Could you give back the whole listing exactly as written?

════════════════

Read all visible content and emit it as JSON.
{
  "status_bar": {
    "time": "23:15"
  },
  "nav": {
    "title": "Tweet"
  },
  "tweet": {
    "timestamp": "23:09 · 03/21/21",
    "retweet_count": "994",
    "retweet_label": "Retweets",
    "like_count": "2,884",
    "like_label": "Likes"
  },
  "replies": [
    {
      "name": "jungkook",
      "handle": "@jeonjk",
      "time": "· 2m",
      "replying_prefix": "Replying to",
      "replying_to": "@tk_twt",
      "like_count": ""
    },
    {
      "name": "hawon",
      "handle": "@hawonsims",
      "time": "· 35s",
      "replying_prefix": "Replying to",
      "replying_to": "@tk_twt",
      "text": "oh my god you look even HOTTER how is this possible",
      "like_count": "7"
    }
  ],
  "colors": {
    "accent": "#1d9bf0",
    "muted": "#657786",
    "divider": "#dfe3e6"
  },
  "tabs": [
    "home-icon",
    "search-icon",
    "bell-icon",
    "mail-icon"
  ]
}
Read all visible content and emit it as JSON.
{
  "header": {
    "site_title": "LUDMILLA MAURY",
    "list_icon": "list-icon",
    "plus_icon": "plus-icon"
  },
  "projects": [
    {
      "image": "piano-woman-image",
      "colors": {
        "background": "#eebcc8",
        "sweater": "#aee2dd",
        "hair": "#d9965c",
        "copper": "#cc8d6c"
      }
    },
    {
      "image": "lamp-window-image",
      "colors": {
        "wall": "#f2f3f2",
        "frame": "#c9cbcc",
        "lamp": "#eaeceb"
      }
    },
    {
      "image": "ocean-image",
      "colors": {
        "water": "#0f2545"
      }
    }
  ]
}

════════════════

■ **RESPONSE FOR THIS EXERCISE**:
Read all visible content and emit it as JSON.
{
  "status_bar": {
    "time": "23:15"
  },
  "nav": {
    "title": "Tweet"
  },
  "tweet": {
    "timestamp": "23:09 · 03/21/21",
    "retweet_count": "994",
    "retweet_label": "Retweets",
    "like_count": "2,884",
    "like_label": "Likes"
  },
  "replies": [
    {
      "name": "jungkook",
      "handle": "@jeonjk",
      "time": "· 2m",
      "replying_prefix": "Replying to",
      "replying_to": "@tk_twt",
      "like_count": ""
    },
    {
      "name": "hawon",
      "handle": "@hawonsims",
      "time": "· 35s",
      "replying_prefix": "Replying to",
      "replying_to": "@tk_twt",
      "text": "oh my god you look even HOTTER how is this possible",
      "like_count": "7"
    }
  ],
  "colors": {
    "accent": "#1d9bf0",
    "muted": "#657786",
    "divider": "#dfe3e6"
  },
  "tabs": [
    "home-icon",
    "search-icon",
    "bell-icon",
    "mail-icon"
  ]
}
Read all visible content and emit it as JSON.
{
  "header": {
    "site_title": "LUDMILLA MAURY",
    "list_icon": "list-icon",
    "plus_icon": "plus-icon"
  },
  "projects": [
    {
      "image": "piano-woman-image",
      "colors": {
        "background": "#eebcc8",
        "sweater": "#aee2dd",
        "hair": "#d9965c",
        "copper": "#cc8d6c"
      }
    },
    {
      "image": "lamp-window-image",
      "colors": {
        "wall": "#f2f3f2",
        "frame": "#c9cbcc",
        "lamp": "#eaeceb"
      }
    },
    {
      "image": "ocean-image",
      "colors": {
        "water": "#0f2545"
      }
    }
  ]
}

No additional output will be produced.